Exercise goal –
Go over the data and keep only the lines that include "Shift".

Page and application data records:
*** Begin section ***
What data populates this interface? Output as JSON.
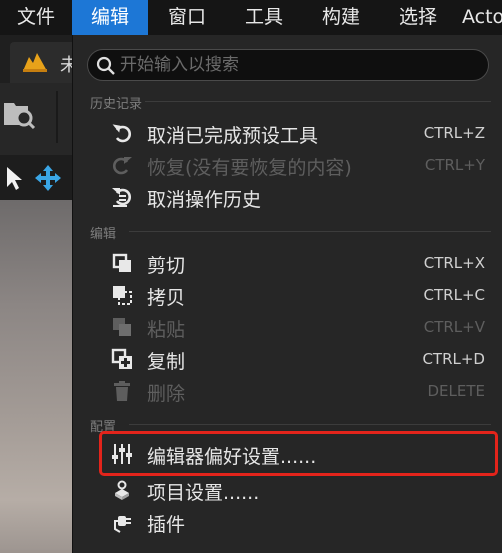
{
  "menubar": {
    "items": [
      "文件",
      "编辑",
      "窗口",
      "工具",
      "构建",
      "选择",
      "Acto"
    ],
    "active": "编辑"
  },
  "background": {
    "tab_label": "未"
  },
  "search": {
    "placeholder": "开始输入以搜索",
    "value": ""
  },
  "sections": {
    "history": "历史记录",
    "edit": "编辑",
    "config": "配置"
  },
  "history_items": [
    {
      "label": "取消已完成预设工具",
      "shortcut": "CTRL+Z",
      "enabled": true,
      "icon": "undo-icon"
    },
    {
      "label": "恢复(没有要恢复的内容)",
      "shortcut": "CTRL+Y",
      "enabled": false,
      "icon": "redo-icon"
    },
    {
      "label": "取消操作历史",
      "shortcut": "",
      "enabled": true,
      "icon": "undo-history-icon"
    }
  ],
  "edit_items": [
    {
      "label": "剪切",
      "shortcut": "CTRL+X",
      "enabled": true,
      "icon": "cut-icon"
    },
    {
      "label": "拷贝",
      "shortcut": "CTRL+C",
      "enabled": true,
      "icon": "copy-icon"
    },
    {
      "label": "粘贴",
      "shortcut": "CTRL+V",
      "enabled": false,
      "icon": "paste-icon"
    },
    {
      "label": "复制",
      "shortcut": "CTRL+D",
      "enabled": true,
      "icon": "duplicate-icon"
    },
    {
      "label": "删除",
      "shortcut": "DELETE",
      "enabled": false,
      "icon": "delete-icon"
    }
  ],
  "config_items": [
    {
      "label": "编辑器偏好设置......",
      "shortcut": "",
      "enabled": true,
      "icon": "sliders-icon"
    },
    {
      "label": "项目设置......",
      "shortcut": "",
      "enabled": true,
      "icon": "project-settings-icon"
    },
    {
      "label": "插件",
      "shortcut": "",
      "enabled": true,
      "icon": "plugin-icon"
    }
  ],
  "colors": {
    "accent": "#1d77d6",
    "highlight_box": "#e3241b",
    "menu_bg": "#262626"
  }
}
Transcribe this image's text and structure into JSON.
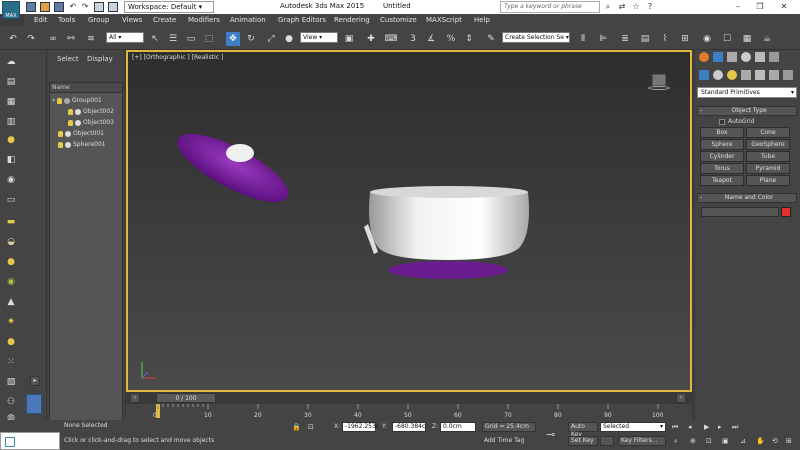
{
  "titlebar": {
    "workspace": "Workspace: Default",
    "app_title": "Autodesk 3ds Max  2015",
    "doc_title": "Untitled",
    "search_placeholder": "Type a keyword or phrase",
    "logo_text": "MAX"
  },
  "menu": [
    "Edit",
    "Tools",
    "Group",
    "Views",
    "Create",
    "Modifiers",
    "Animation",
    "Graph Editors",
    "Rendering",
    "Customize",
    "MAXScript",
    "Help"
  ],
  "toolbar": {
    "selection_filter": "All",
    "ref_coord": "View",
    "selection_set": "Create Selection Se"
  },
  "explorer": {
    "tabs": [
      "Select",
      "Display"
    ],
    "header": "Name",
    "items": [
      {
        "label": "Group001",
        "indent": 0,
        "expanded": true
      },
      {
        "label": "Object002",
        "indent": 1
      },
      {
        "label": "Object003",
        "indent": 1
      },
      {
        "label": "Object001",
        "indent": 0
      },
      {
        "label": "Sphere001",
        "indent": 0
      }
    ]
  },
  "viewport": {
    "label": "[+] [Orthographic ] [Realistic ]"
  },
  "timeline": {
    "slider_label": "0 / 100",
    "ticks": [
      "0",
      "10",
      "20",
      "30",
      "40",
      "50",
      "60",
      "70",
      "80",
      "90",
      "100"
    ]
  },
  "command_panel": {
    "category": "Standard Primitives",
    "object_type_title": "Object Type",
    "autogrid_label": "AutoGrid",
    "primitives": [
      "Box",
      "Cone",
      "Sphere",
      "GeoSphere",
      "Cylinder",
      "Tube",
      "Torus",
      "Pyramid",
      "Teapot",
      "Plane"
    ],
    "name_color_title": "Name and Color",
    "color_swatch": "#e03030"
  },
  "status": {
    "selection": "None Selected",
    "prompt": "Click or click-and-drag to select and move objects",
    "x_label": "X:",
    "x_value": "-1962.253c",
    "y_label": "Y:",
    "y_value": "-680.384c",
    "z_label": "Z:",
    "z_value": "0.0cm",
    "grid": "Grid = 25.4cm",
    "add_time_tag": "Add Time Tag",
    "auto_key": "Auto Key",
    "auto_key_value": "Selected",
    "set_key": "Set Key",
    "key_filters": "Key Filters..."
  },
  "colors": {
    "viewport_border": "#e0b83c",
    "active_tool": "#3d7fc4",
    "purple_object": "#7a1e9e"
  }
}
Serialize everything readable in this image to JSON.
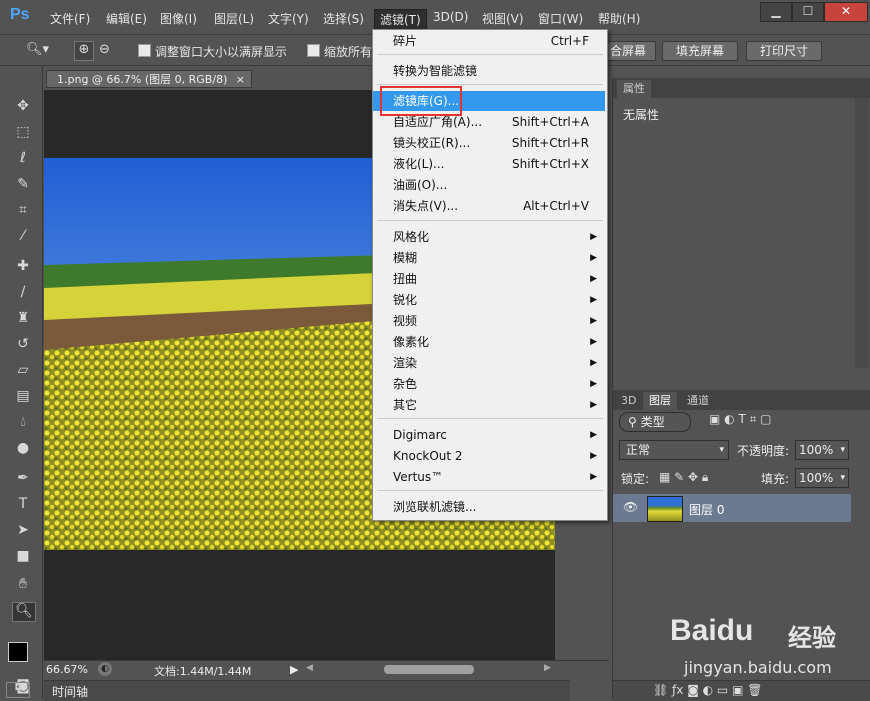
{
  "app": {
    "logo": "Ps"
  },
  "menubar": [
    "文件(F)",
    "编辑(E)",
    "图像(I)",
    "图层(L)",
    "文字(Y)",
    "选择(S)",
    "滤镜(T)",
    "3D(D)",
    "视图(V)",
    "窗口(W)",
    "帮助(H)"
  ],
  "window_controls": {
    "minimize": "▁",
    "maximize": "☐",
    "close": "✕"
  },
  "options": {
    "check1": "调整窗口大小以满屏显示",
    "check2": "缩放所有",
    "buttons": [
      "适合屏幕",
      "填充屏幕",
      "打印尺寸"
    ],
    "btn1_partial": "合屏幕"
  },
  "document": {
    "tab": "1.png @ 66.7% (图层 0, RGB/8)",
    "tab_close": "×",
    "zoom": "66.67%",
    "doc_size": "文档:1.44M/1.44M"
  },
  "timeline_label": "时间轴",
  "properties": {
    "title": "属性",
    "empty": "无属性"
  },
  "layers": {
    "tabs": [
      "3D",
      "图层",
      "通道"
    ],
    "filter_kind": "类型",
    "blend_mode": "正常",
    "opacity_label": "不透明度:",
    "opacity": "100%",
    "lock_label": "锁定:",
    "fill_label": "填充:",
    "fill": "100%",
    "layer_name": "图层 0"
  },
  "filter_menu": {
    "items": [
      {
        "label": "碎片",
        "shortcut": "Ctrl+F"
      },
      {
        "label": "转换为智能滤镜",
        "shortcut": ""
      },
      {
        "label": "滤镜库(G)...",
        "shortcut": ""
      },
      {
        "label": "自适应广角(A)...",
        "shortcut": "Shift+Ctrl+A"
      },
      {
        "label": "镜头校正(R)...",
        "shortcut": "Shift+Ctrl+R"
      },
      {
        "label": "液化(L)...",
        "shortcut": "Shift+Ctrl+X"
      },
      {
        "label": "油画(O)...",
        "shortcut": ""
      },
      {
        "label": "消失点(V)...",
        "shortcut": "Alt+Ctrl+V"
      },
      {
        "label": "风格化"
      },
      {
        "label": "模糊"
      },
      {
        "label": "扭曲"
      },
      {
        "label": "锐化"
      },
      {
        "label": "视频"
      },
      {
        "label": "像素化"
      },
      {
        "label": "渲染"
      },
      {
        "label": "杂色"
      },
      {
        "label": "其它"
      },
      {
        "label": "Digimarc"
      },
      {
        "label": "KnockOut 2"
      },
      {
        "label": "Vertus™"
      },
      {
        "label": "浏览联机滤镜..."
      }
    ]
  },
  "watermark": {
    "brand": "Baidu",
    "cn": "经验",
    "url": "jingyan.baidu.com"
  },
  "colors": {
    "accent": "#3399ee",
    "highlight_box": "#e53333",
    "ui_bg": "#535353"
  }
}
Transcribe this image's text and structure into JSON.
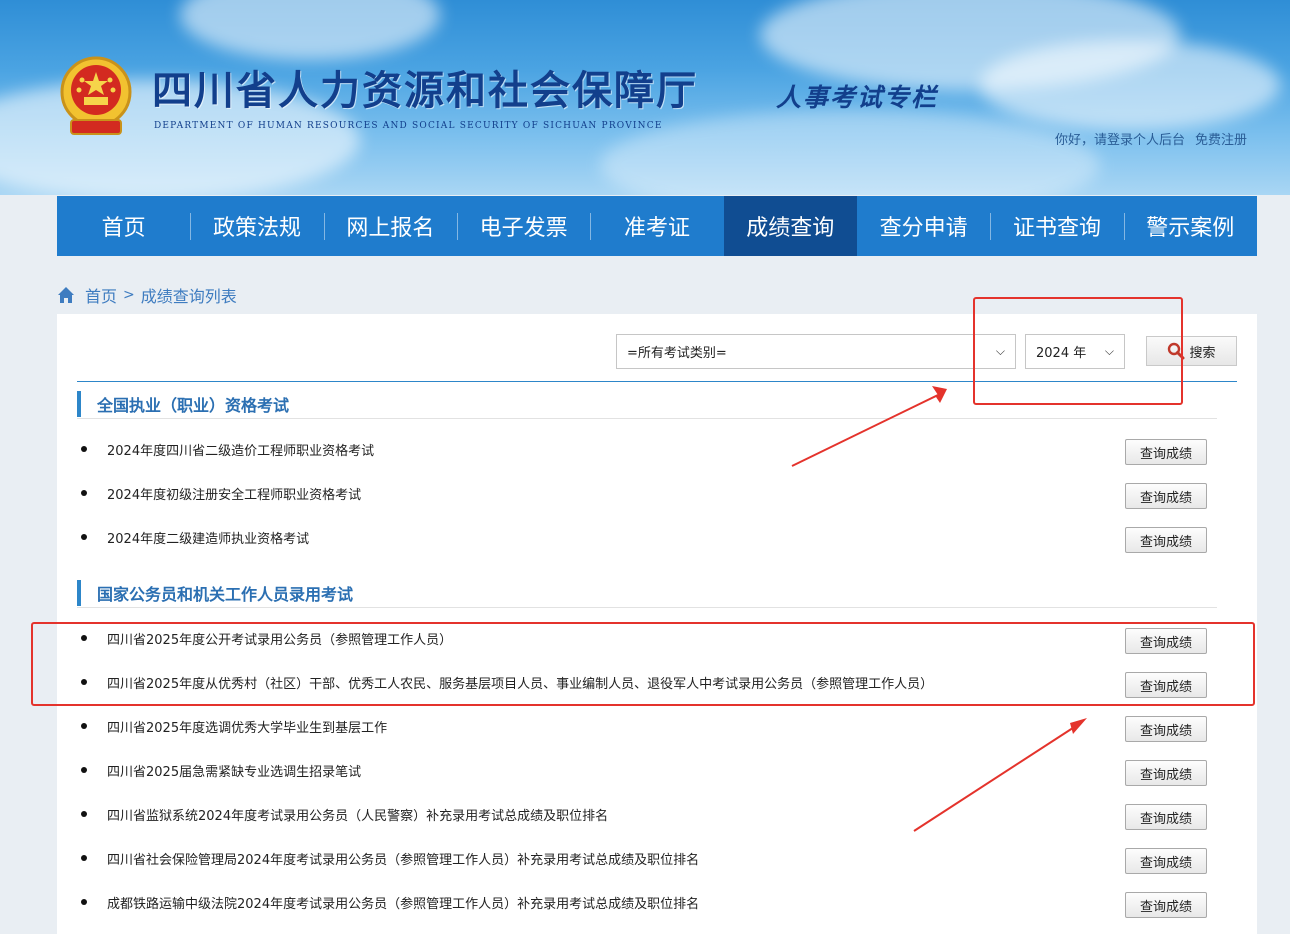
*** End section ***
Reply to the exercise –
        "shortcut": "Shift+Ctrl+A"
        "shortcut": "Shift+Ctrl+R"
        "shortcut": "Shift+Ctrl+X"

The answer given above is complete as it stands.